In 1980, ACS Athens purchased the land currently occupied by the tennis courts. The Boarding Unit, originally housed in a hotel near the airport in Glyfada, and subsequently relocated to Kefalari and Nea Makri before moving to its current location in Mati, opened in 1981. As a result, the student body expanded to include, among others, many children of expatriate Americans working in the oil fields of the Arabian peninsula. In a major curricular innovation, ACS Athens established the ACS Athens Writing Project to promote the teaching of writing as a tool for learning across the disciplines in 1985.
Two years later, ACS Athens was selected as a sponsor of an International Writing Project site, with ACS Athens teachers engaged in training teachers from international schools around the world in Writing Project theory and methods. The Carnegie Commission for Promoting Excellence in Education recognized the quality of the school's academic program by awarding ACS Athens two citations for excellence during the latter part of the decade.
In 1986, ACS Athens closed the Kifissia Elementary School, and all school operations were consolidated at the Halandri campus, which had been expanded yet again with the building of new computer labs adjacent to the library. The purchase in 1988 of the public road which divided the campus allowed for the building of the central plaza which unified the campus. The closing of the American military bases during the 1992-93 school year, coupled with the Greek government's decision to allow Greek citizens to attend ACS Athens after completion of their compulsory education, resulted in yet another transformation in the complexion of the student body.
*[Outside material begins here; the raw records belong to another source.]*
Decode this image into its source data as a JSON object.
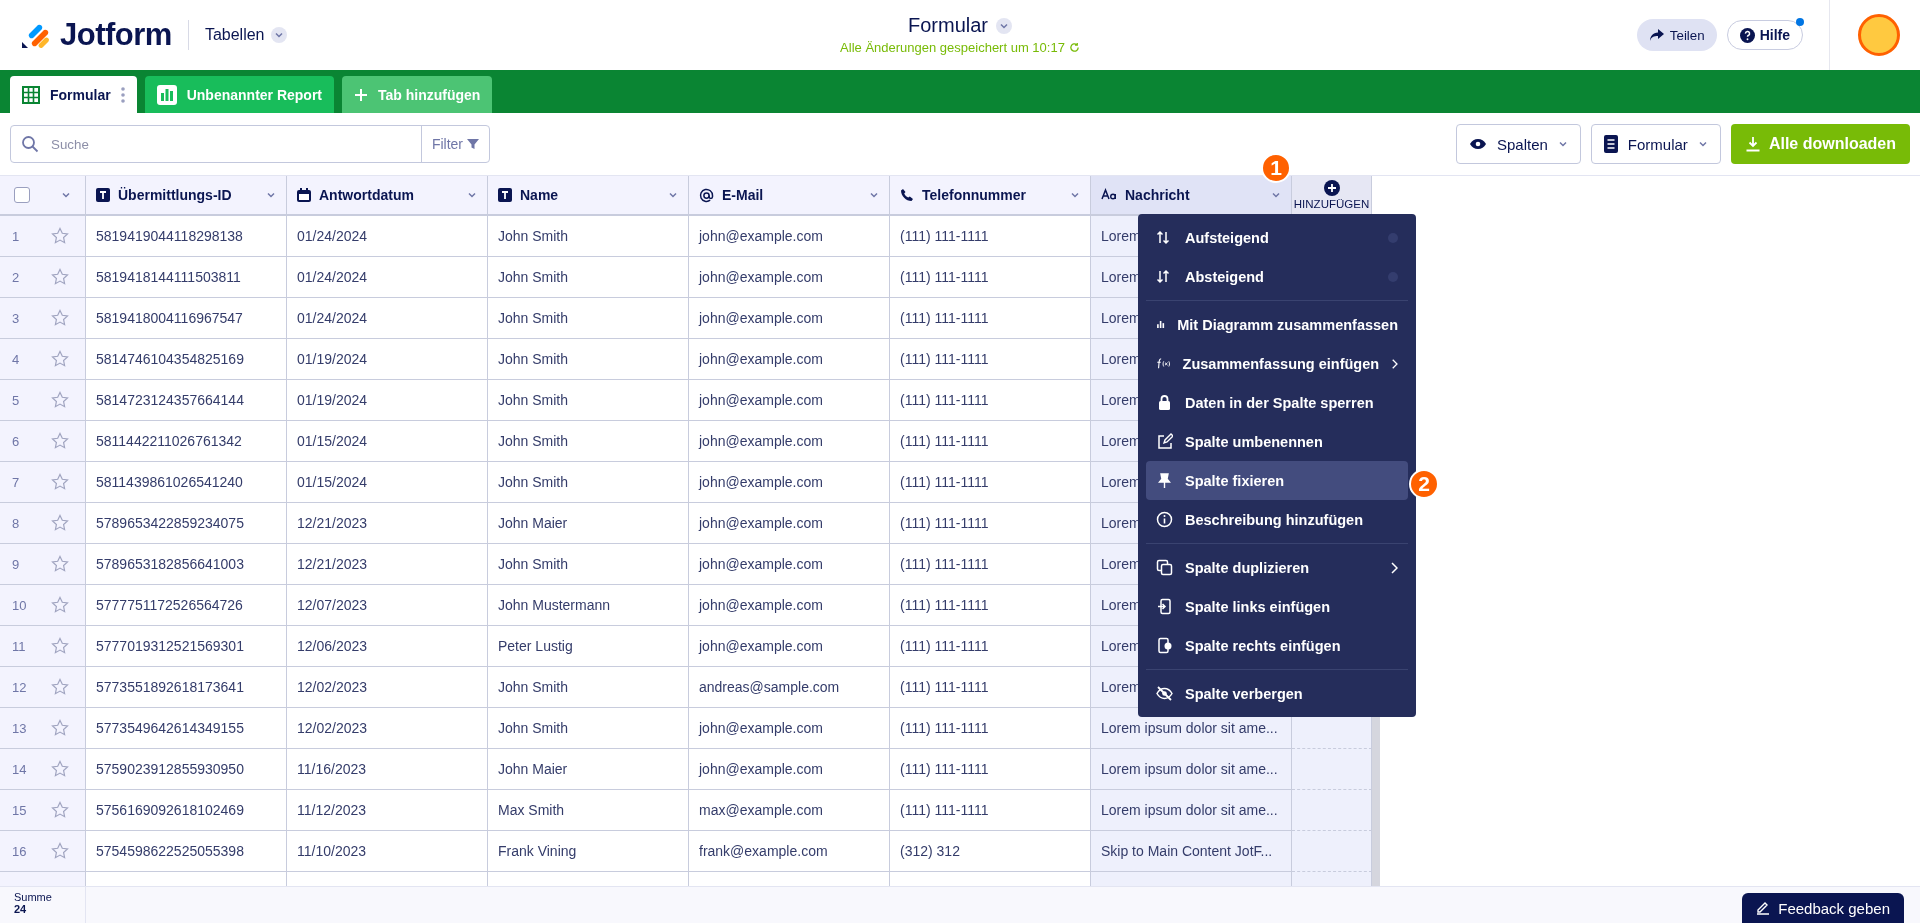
{
  "header": {
    "logo": "Jotform",
    "section": "Tabellen",
    "title": "Formular",
    "status": "Alle Änderungen gespeichert um 10:17",
    "share": "Teilen",
    "help": "Hilfe",
    "help_notification": true
  },
  "tabs": [
    {
      "label": "Formular",
      "kind": "table",
      "selected": true
    },
    {
      "label": "Unbenannter Report",
      "kind": "report",
      "selected": false
    }
  ],
  "add_tab": "Tab hinzufügen",
  "toolbar": {
    "search": {
      "placeholder": "Suche"
    },
    "filter": "Filter",
    "columns_button": "Spalten",
    "form_button": "Formular",
    "download_button": "Alle downloaden"
  },
  "table": {
    "all_checked": false,
    "columns": [
      {
        "label": "Übermittlungs-ID",
        "kind": "text",
        "selected": false
      },
      {
        "label": "Antwortdatum",
        "kind": "date",
        "selected": false
      },
      {
        "label": "Name",
        "kind": "text",
        "selected": false
      },
      {
        "label": "E-Mail",
        "kind": "email",
        "selected": false
      },
      {
        "label": "Telefonnummer",
        "kind": "phone",
        "selected": false
      },
      {
        "label": "Nachricht",
        "kind": "longtext",
        "selected": true
      }
    ],
    "add_column": "HINZUFÜGEN",
    "rows": [
      {
        "number": "1",
        "starred": false,
        "cells": [
          "5819419044118298138",
          "01/24/2024",
          "John Smith",
          "john@example.com",
          "(111) 111-1111",
          "Lorem"
        ]
      },
      {
        "number": "2",
        "starred": false,
        "cells": [
          "5819418144111503811",
          "01/24/2024",
          "John Smith",
          "john@example.com",
          "(111) 111-1111",
          "Lorem"
        ]
      },
      {
        "number": "3",
        "starred": false,
        "cells": [
          "5819418004116967547",
          "01/24/2024",
          "John Smith",
          "john@example.com",
          "(111) 111-1111",
          "Lorem"
        ]
      },
      {
        "number": "4",
        "starred": false,
        "cells": [
          "5814746104354825169",
          "01/19/2024",
          "John Smith",
          "john@example.com",
          "(111) 111-1111",
          "Lorem"
        ]
      },
      {
        "number": "5",
        "starred": false,
        "cells": [
          "5814723124357664144",
          "01/19/2024",
          "John Smith",
          "john@example.com",
          "(111) 111-1111",
          "Lorem"
        ]
      },
      {
        "number": "6",
        "starred": false,
        "cells": [
          "5811442211026761342",
          "01/15/2024",
          "John Smith",
          "john@example.com",
          "(111) 111-1111",
          "Lorem"
        ]
      },
      {
        "number": "7",
        "starred": false,
        "cells": [
          "5811439861026541240",
          "01/15/2024",
          "John Smith",
          "john@example.com",
          "(111) 111-1111",
          "Lorem"
        ]
      },
      {
        "number": "8",
        "starred": false,
        "cells": [
          "5789653422859234075",
          "12/21/2023",
          "John Maier",
          "john@example.com",
          "(111) 111-1111",
          "Lorem"
        ]
      },
      {
        "number": "9",
        "starred": false,
        "cells": [
          "5789653182856641003",
          "12/21/2023",
          "John Smith",
          "john@example.com",
          "(111) 111-1111",
          "Lorem"
        ]
      },
      {
        "number": "10",
        "starred": false,
        "cells": [
          "5777751172526564726",
          "12/07/2023",
          "John Mustermann",
          "john@example.com",
          "(111) 111-1111",
          "Lorem"
        ]
      },
      {
        "number": "11",
        "starred": false,
        "cells": [
          "5777019312521569301",
          "12/06/2023",
          "Peter Lustig",
          "john@example.com",
          "(111) 111-1111",
          "Lorem"
        ]
      },
      {
        "number": "12",
        "starred": false,
        "cells": [
          "5773551892618173641",
          "12/02/2023",
          "John Smith",
          "andreas@sample.com",
          "(111) 111-1111",
          "Lorem"
        ]
      },
      {
        "number": "13",
        "starred": false,
        "cells": [
          "5773549642614349155",
          "12/02/2023",
          "John Smith",
          "john@example.com",
          "(111) 111-1111",
          "Lorem ipsum dolor sit ame..."
        ]
      },
      {
        "number": "14",
        "starred": false,
        "cells": [
          "5759023912855930950",
          "11/16/2023",
          "John Maier",
          "john@example.com",
          "(111) 111-1111",
          "Lorem ipsum dolor sit ame..."
        ]
      },
      {
        "number": "15",
        "starred": false,
        "cells": [
          "5756169092618102469",
          "11/12/2023",
          "Max Smith",
          "max@example.com",
          "(111) 111-1111",
          "Lorem ipsum dolor sit ame..."
        ]
      },
      {
        "number": "16",
        "starred": false,
        "cells": [
          "5754598622525055398",
          "11/10/2023",
          "Frank Vining",
          "frank@example.com",
          "(312) 312",
          "Skip to Main Content JotF..."
        ]
      }
    ]
  },
  "column_menu": {
    "groups": [
      [
        {
          "label": "Aufsteigend",
          "kind": "sort",
          "selected": false
        },
        {
          "label": "Absteigend",
          "kind": "sort",
          "selected": false
        }
      ],
      [
        {
          "label": "Mit Diagramm zusammenfassen",
          "kind": "action",
          "selected": false
        },
        {
          "label": "Zusammenfassung einfügen",
          "kind": "submenu",
          "selected": false
        },
        {
          "label": "Daten in der Spalte sperren",
          "kind": "action",
          "selected": false
        },
        {
          "label": "Spalte umbenennen",
          "kind": "action",
          "selected": false
        },
        {
          "label": "Spalte fixieren",
          "kind": "action",
          "selected": true
        },
        {
          "label": "Beschreibung hinzufügen",
          "kind": "action",
          "selected": false
        }
      ],
      [
        {
          "label": "Spalte duplizieren",
          "kind": "submenu",
          "selected": false
        },
        {
          "label": "Spalte links einfügen",
          "kind": "action",
          "selected": false
        },
        {
          "label": "Spalte rechts einfügen",
          "kind": "action",
          "selected": false
        }
      ],
      [
        {
          "label": "Spalte verbergen",
          "kind": "action",
          "selected": false
        }
      ]
    ]
  },
  "callouts": [
    {
      "label": "1"
    },
    {
      "label": "2"
    }
  ],
  "footer": {
    "label": "Summe",
    "value": "24",
    "feedback": "Feedback geben"
  }
}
While preserving its American character in philosophy and programs, ACS Athens, home to students representing over forty-five countries, was also ready to define itself as "The International School in Greece."
Another milestone in ACS Athens’ history occurred in 2004, when ACS Athens was authorized by the Greek Ministry of Education to offer classes and examinations leading to awarding the Greek Apolytirio.
The school is on one campus in the municipality of Halandri, at 129 Aghias Paraskevis Avenue. The student body is made up of over 800 (2009–2010 data) students hailing from over 50 countries,[needs update] and the school offers the American JK–12 curriculum, the International Baccalaureate IB Diploma, as well as a non-IB track, along with selected AP courses. Its faculty holds at least a master's degree and a number with PhDs.
- "Contact Us." American Community Schools. Retrieved on 20 February 2015. "129 Aghias Paraskevis Ave. & Kazantzaki Street Halandri 15234, Athens Greece"